* _Recorded data_:

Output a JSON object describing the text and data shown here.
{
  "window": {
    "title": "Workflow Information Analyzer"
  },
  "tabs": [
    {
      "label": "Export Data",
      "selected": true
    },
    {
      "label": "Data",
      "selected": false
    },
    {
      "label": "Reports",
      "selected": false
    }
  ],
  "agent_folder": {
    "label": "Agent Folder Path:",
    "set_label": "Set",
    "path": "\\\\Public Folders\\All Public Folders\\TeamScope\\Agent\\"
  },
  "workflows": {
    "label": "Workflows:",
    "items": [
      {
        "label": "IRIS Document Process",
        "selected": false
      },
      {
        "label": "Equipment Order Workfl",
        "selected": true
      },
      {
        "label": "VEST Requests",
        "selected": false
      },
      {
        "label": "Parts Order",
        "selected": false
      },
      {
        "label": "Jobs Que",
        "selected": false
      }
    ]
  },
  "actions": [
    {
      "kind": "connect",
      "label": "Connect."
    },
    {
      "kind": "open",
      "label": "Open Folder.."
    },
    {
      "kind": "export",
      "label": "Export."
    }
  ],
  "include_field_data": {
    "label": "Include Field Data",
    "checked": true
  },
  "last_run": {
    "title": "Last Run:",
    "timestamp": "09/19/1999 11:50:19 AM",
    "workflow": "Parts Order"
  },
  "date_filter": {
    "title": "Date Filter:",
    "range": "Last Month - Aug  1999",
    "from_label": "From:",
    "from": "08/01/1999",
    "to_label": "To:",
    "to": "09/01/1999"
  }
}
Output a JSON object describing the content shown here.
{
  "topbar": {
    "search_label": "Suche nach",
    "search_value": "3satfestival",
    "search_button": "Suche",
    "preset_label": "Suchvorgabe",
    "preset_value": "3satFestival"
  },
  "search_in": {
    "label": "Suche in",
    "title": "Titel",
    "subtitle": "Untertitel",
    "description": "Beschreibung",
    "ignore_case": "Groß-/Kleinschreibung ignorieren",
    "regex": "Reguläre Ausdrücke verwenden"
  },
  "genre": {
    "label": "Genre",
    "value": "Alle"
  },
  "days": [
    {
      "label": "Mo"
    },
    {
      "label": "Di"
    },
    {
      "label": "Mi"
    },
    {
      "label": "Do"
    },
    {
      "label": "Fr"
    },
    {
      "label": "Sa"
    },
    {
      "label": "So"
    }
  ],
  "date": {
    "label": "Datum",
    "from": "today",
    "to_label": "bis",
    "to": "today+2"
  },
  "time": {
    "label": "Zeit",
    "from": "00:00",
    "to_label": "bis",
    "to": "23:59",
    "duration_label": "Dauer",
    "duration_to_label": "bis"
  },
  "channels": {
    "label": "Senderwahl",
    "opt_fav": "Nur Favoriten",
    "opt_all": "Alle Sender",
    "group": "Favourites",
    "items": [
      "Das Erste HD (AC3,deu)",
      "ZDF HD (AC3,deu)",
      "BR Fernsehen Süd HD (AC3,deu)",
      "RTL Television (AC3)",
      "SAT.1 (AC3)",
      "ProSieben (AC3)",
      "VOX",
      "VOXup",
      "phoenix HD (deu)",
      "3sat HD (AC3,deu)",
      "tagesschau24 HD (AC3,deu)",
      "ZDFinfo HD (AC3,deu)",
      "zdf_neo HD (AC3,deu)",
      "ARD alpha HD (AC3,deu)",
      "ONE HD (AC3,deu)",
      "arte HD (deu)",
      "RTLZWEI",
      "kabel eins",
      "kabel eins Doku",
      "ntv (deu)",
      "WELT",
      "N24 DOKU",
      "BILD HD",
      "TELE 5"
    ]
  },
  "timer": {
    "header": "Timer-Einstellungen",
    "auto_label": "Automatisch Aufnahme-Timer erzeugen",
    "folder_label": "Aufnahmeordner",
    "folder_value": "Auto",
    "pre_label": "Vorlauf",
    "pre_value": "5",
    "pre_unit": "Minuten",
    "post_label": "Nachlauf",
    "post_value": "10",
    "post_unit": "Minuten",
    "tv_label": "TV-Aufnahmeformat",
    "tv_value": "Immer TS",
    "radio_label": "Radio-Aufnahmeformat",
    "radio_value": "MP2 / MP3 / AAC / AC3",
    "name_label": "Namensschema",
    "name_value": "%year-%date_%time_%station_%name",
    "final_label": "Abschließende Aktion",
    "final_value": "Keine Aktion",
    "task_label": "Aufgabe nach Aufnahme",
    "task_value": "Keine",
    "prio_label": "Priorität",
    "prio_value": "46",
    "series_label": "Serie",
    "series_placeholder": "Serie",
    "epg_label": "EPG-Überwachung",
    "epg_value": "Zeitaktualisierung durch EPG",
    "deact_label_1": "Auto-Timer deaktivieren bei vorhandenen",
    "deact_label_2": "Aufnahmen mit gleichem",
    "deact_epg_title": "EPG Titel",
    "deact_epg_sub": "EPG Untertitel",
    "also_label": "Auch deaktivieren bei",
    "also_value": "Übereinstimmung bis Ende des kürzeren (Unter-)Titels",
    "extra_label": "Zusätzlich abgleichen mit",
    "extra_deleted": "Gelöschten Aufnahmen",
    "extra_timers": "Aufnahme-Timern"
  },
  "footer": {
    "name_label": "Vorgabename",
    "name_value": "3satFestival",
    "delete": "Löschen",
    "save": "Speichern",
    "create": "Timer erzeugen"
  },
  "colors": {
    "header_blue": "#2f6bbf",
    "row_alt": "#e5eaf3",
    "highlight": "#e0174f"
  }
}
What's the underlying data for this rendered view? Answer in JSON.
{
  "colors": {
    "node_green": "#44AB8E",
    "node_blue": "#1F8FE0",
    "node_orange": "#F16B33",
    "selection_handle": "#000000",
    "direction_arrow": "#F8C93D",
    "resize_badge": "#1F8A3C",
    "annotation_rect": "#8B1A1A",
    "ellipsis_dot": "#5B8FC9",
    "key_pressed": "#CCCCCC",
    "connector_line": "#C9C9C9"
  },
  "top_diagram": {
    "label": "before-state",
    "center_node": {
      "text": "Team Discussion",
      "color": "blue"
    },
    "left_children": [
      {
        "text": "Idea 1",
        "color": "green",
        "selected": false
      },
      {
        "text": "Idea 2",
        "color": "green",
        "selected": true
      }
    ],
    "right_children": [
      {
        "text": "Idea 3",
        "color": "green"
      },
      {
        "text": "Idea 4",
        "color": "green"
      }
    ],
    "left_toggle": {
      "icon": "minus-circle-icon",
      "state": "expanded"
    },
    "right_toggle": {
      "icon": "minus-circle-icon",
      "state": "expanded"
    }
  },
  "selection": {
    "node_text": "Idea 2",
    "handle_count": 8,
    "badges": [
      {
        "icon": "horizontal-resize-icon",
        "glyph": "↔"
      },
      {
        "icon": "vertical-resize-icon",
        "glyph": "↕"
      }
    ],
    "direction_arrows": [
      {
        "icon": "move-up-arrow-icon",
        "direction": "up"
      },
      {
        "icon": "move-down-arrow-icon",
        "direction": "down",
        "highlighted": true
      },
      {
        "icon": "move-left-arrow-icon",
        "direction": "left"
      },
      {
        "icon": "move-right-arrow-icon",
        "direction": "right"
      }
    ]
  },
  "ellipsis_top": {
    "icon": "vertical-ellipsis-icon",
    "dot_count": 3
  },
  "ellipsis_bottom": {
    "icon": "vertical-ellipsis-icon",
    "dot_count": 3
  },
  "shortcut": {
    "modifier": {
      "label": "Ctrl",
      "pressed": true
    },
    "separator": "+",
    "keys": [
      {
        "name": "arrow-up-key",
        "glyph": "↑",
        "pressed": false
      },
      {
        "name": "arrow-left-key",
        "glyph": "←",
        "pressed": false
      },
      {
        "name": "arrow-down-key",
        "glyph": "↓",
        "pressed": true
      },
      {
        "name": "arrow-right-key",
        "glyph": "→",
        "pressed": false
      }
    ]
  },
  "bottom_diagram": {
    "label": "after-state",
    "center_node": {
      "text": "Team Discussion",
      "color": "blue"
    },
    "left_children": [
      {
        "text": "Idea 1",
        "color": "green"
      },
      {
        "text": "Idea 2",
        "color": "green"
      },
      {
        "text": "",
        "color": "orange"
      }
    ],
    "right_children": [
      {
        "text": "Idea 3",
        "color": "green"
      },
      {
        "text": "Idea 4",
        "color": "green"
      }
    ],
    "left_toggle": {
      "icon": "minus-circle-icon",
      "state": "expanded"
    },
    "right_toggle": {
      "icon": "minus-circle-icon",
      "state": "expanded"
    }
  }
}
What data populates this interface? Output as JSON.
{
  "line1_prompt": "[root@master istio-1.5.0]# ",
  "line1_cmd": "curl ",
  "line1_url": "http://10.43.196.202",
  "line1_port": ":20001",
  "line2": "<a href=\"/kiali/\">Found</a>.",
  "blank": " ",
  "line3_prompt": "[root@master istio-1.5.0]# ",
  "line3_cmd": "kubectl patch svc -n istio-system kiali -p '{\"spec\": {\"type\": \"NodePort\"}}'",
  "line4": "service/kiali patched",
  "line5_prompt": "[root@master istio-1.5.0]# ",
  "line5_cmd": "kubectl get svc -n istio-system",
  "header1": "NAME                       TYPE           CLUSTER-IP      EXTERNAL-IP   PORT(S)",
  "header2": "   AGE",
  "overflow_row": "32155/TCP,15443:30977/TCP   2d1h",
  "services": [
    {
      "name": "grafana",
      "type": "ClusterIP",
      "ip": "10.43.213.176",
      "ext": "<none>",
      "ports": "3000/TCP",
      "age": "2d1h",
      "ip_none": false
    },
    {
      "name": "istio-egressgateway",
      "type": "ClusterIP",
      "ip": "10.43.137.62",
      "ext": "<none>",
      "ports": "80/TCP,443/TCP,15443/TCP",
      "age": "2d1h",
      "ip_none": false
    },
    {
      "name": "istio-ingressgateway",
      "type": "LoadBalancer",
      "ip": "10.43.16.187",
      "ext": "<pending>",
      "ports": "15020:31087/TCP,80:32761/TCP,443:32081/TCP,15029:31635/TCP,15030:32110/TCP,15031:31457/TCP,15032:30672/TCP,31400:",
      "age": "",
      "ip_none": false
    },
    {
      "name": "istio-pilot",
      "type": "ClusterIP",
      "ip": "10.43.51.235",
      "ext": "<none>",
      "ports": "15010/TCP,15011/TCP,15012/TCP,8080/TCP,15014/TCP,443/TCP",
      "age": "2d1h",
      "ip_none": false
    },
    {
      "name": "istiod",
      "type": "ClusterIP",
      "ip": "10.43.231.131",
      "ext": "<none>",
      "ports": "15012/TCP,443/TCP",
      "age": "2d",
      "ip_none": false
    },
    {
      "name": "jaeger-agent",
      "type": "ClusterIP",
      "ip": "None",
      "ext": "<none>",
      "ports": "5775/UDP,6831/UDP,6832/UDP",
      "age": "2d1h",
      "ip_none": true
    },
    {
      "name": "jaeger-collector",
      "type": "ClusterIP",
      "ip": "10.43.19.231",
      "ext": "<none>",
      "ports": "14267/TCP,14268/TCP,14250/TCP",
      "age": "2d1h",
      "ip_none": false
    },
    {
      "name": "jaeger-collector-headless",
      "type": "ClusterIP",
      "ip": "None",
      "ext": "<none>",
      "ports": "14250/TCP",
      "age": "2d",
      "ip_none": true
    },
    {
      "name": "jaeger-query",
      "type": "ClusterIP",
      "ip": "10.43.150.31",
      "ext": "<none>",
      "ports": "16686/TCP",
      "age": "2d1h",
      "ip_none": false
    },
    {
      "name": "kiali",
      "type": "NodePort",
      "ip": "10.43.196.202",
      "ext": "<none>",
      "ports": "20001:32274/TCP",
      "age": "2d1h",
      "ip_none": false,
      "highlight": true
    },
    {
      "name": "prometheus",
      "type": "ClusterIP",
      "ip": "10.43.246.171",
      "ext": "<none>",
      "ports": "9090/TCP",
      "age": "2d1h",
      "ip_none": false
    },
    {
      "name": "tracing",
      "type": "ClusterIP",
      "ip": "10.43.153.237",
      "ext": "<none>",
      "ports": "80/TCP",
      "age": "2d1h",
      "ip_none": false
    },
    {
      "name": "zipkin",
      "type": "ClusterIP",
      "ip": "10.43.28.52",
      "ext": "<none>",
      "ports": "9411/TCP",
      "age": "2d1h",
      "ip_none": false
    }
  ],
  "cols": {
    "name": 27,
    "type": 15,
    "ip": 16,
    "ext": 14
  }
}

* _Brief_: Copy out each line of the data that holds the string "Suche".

* _Output of the exercise_:
    "search_label": "Suche nach",
    "search_button": "Suche",
    "label": "Suche in",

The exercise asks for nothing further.